vuetify/lib now uses ES6, which can cause some script errors when used with Edge browser (non-chromium). Additionally, in order to support modern mode in vue-cli-3,
vuetify/lib is not transpiled. For these scenarios, you must tell vue-cli to transpile the
vuetify package. This will be automatically handled in the future by vue-cli-plugin-vuetify pending a bug fix for vue-cli-3.
IE11 & Safari 9 support
Vuetify utilizes features of ES2015/2017 that require the need to use polyfills for Internet Explorer 11 and Safari 9/10. If you are using Vue CLI 3, this is done automatically for you. Otherwise, in your project directory, you can install
It is important to include the plugin as early as possible within your main index.js file. If using a Vuetify SSR package, this will apply to the client-entry.js file
It is recommended that you use
babel-preset-env with the corresponding polyfill to ensure only the necessary polyfills are added to your application. For more information on
babel-preset-env, visit the documentation
Once installed, add the preset to your
Unfortunately Vue CLI 3 doesn't automatically bring IE11 compatibility in which you may encounter various errors (such as Symbol is not defined). To assist in resolving these errors you may need to manually add
transpileDependencies parameter in
Due to Internet Explorer's limited support for

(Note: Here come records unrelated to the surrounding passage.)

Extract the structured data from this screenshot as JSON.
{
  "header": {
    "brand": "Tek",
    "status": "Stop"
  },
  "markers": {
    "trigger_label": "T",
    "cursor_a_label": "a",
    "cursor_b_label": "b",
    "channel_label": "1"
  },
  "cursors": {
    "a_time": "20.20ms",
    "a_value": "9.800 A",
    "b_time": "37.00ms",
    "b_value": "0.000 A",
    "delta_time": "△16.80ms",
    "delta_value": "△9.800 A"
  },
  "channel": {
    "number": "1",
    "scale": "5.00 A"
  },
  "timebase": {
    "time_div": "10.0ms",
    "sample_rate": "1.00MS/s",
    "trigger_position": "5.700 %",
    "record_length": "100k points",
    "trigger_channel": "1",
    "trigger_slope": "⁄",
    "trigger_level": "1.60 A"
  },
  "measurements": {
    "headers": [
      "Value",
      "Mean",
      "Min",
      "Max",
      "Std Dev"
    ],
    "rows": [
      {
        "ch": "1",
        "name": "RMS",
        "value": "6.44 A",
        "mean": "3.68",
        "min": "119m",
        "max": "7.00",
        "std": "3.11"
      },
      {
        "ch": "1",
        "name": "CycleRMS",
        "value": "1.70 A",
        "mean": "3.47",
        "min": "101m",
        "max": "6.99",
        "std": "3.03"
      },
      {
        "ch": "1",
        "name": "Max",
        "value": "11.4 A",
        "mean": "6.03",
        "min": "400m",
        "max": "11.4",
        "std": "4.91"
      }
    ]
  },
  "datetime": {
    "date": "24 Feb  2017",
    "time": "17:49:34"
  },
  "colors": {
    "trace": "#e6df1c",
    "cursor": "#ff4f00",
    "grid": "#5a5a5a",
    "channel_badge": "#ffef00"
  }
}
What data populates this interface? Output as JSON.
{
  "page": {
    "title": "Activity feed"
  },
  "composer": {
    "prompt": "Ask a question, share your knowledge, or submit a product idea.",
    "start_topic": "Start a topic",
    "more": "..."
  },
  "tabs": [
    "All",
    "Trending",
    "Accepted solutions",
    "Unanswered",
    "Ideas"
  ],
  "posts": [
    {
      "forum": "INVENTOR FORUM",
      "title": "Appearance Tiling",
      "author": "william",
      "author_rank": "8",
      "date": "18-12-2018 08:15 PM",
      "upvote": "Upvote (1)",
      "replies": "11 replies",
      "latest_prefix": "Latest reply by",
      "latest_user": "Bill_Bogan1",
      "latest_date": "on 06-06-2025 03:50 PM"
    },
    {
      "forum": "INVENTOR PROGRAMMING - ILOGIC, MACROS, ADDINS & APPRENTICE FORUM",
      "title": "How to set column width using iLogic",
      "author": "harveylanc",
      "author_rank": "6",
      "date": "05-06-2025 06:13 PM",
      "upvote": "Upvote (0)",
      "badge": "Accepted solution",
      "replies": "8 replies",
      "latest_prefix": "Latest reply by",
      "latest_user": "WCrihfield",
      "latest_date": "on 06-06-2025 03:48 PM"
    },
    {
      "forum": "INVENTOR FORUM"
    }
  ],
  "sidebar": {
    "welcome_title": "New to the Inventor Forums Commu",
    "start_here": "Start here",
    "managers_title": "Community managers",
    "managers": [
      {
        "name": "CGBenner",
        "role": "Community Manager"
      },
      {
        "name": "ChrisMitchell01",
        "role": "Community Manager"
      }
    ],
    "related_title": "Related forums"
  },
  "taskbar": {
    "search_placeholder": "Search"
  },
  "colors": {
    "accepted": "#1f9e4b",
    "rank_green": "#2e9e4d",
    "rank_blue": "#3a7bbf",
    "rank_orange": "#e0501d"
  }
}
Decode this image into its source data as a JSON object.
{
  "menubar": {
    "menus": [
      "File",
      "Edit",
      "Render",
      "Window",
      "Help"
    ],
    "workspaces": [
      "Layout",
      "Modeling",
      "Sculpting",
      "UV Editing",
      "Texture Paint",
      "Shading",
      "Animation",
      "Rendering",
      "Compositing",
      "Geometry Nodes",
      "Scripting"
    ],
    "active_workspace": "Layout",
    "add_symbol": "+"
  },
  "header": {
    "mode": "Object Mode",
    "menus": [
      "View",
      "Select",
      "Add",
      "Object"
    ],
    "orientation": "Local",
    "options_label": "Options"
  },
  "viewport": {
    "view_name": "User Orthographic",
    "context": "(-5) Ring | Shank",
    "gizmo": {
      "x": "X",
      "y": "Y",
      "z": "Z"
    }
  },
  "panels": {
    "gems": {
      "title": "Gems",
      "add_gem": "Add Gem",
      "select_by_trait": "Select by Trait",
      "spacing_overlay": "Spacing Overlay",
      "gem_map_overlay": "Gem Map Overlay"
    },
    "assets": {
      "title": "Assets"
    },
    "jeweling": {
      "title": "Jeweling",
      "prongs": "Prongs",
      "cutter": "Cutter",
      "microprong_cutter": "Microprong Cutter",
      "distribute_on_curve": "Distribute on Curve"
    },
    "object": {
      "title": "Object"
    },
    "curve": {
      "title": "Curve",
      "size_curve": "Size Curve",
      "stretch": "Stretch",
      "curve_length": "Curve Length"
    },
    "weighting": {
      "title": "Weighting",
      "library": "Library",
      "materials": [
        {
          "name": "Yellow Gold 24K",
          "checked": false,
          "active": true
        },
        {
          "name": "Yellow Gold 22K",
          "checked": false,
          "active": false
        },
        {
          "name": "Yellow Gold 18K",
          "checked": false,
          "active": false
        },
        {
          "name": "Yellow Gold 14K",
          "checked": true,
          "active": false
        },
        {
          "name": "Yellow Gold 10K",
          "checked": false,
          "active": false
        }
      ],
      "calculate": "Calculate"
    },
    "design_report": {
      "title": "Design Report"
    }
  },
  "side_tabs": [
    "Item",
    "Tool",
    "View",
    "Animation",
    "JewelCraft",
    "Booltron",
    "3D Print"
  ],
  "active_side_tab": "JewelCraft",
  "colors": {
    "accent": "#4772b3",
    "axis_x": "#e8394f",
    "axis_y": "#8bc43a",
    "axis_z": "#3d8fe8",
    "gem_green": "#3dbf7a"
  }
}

<template> tags, you must send fully compiled dom elements to the browser. This can be done by either building your Vue code in advance or by creating helper components to replace the dom elements. For instance, if sent directly to IE, this will fail: